# Directions:
Every line of the records that holds the word "Вставка" should be copied out.

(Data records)
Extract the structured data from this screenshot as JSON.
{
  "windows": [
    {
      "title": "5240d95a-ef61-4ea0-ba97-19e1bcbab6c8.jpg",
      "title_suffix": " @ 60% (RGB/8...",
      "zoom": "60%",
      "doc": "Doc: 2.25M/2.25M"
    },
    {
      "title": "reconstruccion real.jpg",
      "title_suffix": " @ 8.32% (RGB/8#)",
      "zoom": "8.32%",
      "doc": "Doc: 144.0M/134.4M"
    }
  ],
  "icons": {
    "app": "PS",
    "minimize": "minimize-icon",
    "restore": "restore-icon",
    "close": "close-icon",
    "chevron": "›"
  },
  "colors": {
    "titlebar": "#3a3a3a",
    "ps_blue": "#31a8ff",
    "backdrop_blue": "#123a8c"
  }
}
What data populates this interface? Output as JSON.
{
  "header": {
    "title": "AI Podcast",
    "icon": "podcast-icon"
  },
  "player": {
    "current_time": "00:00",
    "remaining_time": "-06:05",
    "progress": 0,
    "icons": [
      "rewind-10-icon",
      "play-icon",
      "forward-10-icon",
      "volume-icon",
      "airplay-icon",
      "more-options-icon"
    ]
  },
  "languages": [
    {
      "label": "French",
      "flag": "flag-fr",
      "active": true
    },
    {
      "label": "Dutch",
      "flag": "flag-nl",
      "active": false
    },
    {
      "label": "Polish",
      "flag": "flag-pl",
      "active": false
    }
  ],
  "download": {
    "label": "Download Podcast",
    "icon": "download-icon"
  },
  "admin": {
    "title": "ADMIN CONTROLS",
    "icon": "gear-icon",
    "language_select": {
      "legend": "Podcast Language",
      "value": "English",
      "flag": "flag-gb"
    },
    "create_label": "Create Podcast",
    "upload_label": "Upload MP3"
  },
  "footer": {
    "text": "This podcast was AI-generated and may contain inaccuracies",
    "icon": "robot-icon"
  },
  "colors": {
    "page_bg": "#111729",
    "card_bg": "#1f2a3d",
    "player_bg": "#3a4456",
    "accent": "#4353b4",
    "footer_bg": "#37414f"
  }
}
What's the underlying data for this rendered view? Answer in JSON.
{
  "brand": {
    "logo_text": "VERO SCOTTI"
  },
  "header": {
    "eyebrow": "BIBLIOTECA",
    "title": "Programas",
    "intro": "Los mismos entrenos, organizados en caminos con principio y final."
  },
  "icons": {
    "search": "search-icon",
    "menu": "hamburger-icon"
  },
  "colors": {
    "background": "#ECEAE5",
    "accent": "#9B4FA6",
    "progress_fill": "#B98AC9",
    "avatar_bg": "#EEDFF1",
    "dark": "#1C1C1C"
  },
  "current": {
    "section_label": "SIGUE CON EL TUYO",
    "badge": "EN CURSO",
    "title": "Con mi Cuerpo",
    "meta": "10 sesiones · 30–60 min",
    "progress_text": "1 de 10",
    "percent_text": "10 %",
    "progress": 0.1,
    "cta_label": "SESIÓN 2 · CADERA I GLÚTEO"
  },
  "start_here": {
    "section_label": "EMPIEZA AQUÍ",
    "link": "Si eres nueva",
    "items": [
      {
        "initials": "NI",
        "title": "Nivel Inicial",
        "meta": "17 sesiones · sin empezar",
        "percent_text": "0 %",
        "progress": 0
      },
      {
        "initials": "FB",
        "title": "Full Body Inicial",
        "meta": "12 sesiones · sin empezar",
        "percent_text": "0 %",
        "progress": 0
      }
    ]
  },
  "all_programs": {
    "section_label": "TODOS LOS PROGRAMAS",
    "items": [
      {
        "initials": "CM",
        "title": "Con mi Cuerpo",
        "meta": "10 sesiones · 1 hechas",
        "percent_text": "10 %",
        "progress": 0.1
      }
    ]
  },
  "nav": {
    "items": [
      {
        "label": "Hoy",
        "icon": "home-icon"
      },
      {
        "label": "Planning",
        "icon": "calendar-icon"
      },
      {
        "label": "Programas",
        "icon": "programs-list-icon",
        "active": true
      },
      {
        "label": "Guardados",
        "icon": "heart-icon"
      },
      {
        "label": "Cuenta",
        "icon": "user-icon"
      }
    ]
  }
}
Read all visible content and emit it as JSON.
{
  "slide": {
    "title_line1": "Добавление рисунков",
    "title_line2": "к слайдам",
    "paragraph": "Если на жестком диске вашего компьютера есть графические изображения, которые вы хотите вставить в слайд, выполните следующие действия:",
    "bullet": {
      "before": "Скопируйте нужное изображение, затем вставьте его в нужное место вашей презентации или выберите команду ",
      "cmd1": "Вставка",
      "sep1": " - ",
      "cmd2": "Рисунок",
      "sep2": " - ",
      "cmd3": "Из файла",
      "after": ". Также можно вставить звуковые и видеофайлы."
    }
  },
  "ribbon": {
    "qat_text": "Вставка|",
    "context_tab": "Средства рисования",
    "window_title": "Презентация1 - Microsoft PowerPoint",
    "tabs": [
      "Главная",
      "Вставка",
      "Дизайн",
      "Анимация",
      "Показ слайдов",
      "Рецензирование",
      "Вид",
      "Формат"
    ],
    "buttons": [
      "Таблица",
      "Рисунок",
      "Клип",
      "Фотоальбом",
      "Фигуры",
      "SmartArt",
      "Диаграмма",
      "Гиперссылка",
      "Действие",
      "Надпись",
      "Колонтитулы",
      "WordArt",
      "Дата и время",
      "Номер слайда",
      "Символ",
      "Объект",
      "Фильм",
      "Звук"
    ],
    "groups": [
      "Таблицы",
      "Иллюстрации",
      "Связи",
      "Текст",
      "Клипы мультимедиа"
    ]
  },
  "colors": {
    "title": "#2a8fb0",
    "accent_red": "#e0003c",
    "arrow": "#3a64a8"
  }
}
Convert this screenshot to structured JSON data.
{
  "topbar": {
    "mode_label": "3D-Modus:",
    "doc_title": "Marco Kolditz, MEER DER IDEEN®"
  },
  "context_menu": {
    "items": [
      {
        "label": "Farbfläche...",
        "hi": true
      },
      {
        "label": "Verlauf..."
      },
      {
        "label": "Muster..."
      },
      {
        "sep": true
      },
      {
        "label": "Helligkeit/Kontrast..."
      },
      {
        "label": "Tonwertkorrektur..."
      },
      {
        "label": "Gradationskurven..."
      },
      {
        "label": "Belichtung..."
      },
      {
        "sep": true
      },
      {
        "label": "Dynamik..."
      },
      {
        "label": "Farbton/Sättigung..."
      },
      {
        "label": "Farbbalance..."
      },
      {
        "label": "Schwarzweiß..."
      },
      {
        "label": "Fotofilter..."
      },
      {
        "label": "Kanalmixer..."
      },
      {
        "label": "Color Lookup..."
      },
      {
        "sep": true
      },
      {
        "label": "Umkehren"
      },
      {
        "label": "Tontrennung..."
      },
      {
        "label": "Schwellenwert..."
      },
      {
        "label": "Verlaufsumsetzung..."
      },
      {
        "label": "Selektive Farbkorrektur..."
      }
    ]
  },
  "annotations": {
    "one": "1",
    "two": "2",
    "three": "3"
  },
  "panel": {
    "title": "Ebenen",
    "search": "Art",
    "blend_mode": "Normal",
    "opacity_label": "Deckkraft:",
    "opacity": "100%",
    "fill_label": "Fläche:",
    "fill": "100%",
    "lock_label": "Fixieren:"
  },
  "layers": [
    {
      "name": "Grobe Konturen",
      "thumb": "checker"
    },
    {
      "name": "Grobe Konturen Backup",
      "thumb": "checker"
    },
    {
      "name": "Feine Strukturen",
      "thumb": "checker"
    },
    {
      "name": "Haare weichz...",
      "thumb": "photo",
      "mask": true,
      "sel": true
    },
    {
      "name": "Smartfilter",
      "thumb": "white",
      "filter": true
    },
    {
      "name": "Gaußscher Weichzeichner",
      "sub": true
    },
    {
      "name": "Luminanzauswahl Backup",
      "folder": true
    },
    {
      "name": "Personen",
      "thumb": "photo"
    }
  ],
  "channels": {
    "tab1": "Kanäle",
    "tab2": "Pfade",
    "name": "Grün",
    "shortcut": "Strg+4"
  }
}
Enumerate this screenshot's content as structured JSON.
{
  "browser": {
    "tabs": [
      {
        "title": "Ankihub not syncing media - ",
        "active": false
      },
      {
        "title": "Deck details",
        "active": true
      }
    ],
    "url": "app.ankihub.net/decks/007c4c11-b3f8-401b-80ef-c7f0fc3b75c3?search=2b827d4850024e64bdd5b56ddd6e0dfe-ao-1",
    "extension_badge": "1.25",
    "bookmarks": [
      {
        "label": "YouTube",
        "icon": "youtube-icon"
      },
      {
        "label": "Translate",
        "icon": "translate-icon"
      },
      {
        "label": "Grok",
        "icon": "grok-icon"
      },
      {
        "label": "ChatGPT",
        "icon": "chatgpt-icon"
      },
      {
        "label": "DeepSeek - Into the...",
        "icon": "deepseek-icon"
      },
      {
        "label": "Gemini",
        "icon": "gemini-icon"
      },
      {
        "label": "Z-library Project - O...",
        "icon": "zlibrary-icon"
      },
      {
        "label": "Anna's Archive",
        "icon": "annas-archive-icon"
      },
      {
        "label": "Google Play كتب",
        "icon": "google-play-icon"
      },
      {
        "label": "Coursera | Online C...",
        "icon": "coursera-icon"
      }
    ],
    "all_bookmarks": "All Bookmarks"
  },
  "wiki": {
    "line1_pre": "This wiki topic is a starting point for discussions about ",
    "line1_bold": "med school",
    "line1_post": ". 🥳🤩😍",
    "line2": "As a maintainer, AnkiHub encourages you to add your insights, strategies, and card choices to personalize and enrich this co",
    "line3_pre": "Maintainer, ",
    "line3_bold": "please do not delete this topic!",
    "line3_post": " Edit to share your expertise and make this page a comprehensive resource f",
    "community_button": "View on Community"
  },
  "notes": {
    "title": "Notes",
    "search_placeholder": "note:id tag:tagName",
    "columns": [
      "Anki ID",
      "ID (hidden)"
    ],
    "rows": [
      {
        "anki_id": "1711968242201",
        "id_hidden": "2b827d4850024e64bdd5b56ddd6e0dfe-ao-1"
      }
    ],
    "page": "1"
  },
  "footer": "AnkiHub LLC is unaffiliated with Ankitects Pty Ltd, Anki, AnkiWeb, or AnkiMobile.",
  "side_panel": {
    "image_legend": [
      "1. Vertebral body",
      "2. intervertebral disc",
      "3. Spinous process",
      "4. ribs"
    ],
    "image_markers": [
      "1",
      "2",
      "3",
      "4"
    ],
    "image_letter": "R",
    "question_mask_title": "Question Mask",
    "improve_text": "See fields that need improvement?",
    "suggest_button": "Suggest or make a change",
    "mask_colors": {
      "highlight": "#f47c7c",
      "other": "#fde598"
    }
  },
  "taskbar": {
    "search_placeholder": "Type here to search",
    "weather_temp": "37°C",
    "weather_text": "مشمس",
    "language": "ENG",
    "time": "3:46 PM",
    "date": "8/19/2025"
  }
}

# Written answer:
      "cmd1": "Вставка",
    "qat_text": "Вставка|",
      "Вставка",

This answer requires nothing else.